Bacterial infiltration into the colonic mucosa was associated with type 2 diabetes mellitus in humans, confirming prior findings in mice, investigators said.
Unlike in mice, however, microbiota encroachment did not correlate with human adiposity per se, reported Benoit Chassaing, PhD, of Georgia State University, Atlanta, and his associates. Their mouse models all have involved low-grade inflammation, which might impair insulin/leptin signaling and thereby promote both adiposity and dysglycemia, they said. In contrast, “we presume that humans can become obese for other reasons not involving the microbiota,” they added. The findings were published in the September issue of Cellular and Molecular Gastroenterology and Hepatology (2017;2:205-21. doi: 10.1016/j.jcmgh.2017.04.001).
For the study, the investigators analyzed colonic mucosal biopsies from 42 middle-aged diabetic adults who underwent screening colonoscopies at a single Veteran’s Affairs hospital. All but one of the patients were men, 86% were overweight, 45% were obese, and 33% (14 patients) had diabetes. The researchers measured the shortest distance between bacteria and the epithelium using confocal microscopy and fluorescent in situ hybridization.
Nonobese, nondiabetic patients had residual bacteria “almost exclusively” in outer regions of the mucus layer, while obese diabetic patients had bacteria in the dense inner mucus near the epithelium, said the investigators. Unlike in mice, bacterial-epithelial distances did not correlate with adiposity per se among individuals without diabetes (P = .4). Conversely, patients with diabetes had bacterial-epithelial distances that were about one-third of those in euglycemic individuals (P less than .0001), even when they were not obese (P less than .001).

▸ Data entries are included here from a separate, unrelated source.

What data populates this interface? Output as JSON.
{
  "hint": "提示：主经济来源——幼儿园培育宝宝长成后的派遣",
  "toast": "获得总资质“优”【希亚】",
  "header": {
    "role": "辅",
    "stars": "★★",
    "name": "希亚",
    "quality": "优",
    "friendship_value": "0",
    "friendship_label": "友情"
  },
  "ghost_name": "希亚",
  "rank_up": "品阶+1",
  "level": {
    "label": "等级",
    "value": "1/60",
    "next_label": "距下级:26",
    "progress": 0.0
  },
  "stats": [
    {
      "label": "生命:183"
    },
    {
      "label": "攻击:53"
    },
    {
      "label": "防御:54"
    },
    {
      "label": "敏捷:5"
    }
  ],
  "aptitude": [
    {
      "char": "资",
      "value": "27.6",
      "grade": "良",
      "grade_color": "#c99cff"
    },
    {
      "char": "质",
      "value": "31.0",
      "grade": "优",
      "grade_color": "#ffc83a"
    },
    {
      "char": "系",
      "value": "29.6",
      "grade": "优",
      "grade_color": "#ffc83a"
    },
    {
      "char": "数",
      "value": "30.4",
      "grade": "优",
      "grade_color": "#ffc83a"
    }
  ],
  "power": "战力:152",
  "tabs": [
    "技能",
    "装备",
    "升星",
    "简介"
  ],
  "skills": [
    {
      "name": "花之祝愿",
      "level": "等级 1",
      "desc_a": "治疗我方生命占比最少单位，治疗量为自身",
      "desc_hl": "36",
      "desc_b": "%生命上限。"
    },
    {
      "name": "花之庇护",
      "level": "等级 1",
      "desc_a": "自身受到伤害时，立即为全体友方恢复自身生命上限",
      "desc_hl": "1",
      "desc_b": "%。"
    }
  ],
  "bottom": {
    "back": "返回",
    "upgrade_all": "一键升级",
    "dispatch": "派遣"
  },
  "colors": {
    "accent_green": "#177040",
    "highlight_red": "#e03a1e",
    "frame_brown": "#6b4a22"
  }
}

“We conclude that microbiota encroachment is a feature of insulin resistance–associated dysglycemia in humans,” Dr. Chassaing and his associates wrote. Microbiota encroachment did not correlate with ethnicity, use of antibiotics or diabetes treatments, or low-density lipoprotein levels, but it did correlate with a rise in CD19+ cells, probably mucosal B cells, they said. Defining connections among microbiota encroachment, B-cell responses, and metabolic disease might clarify the pathophysiology and treatment of metabolic syndrome, they concluded.
The investigators also induced hyperglycemia in wild-type mice by giving them water with 10% sucrose and intraperitoneal streptozotocin injections. Ten days after the last injection, they measured fasting blood glucose, fecal glucose, and colonic bacterial-epithelial distances. Even though fecal glucose rose as expected, they found no evidence of microbiota encroachment. They concluded that short-term (2-week) hyperglycemia was not enough to cause encroachment. Thus, microbiota encroachment is a characteristic of type 2 diabetes, not of adiposity per se, correlates with disease severity, and might stem from chronic inflammatory processes that drive insulin resistance, they concluded.
Funders included the National Institutes of Health, VA-MERIT, and the Crohn’s and Colitis Foundation of America. The investigators had no relevant conflicts of interest.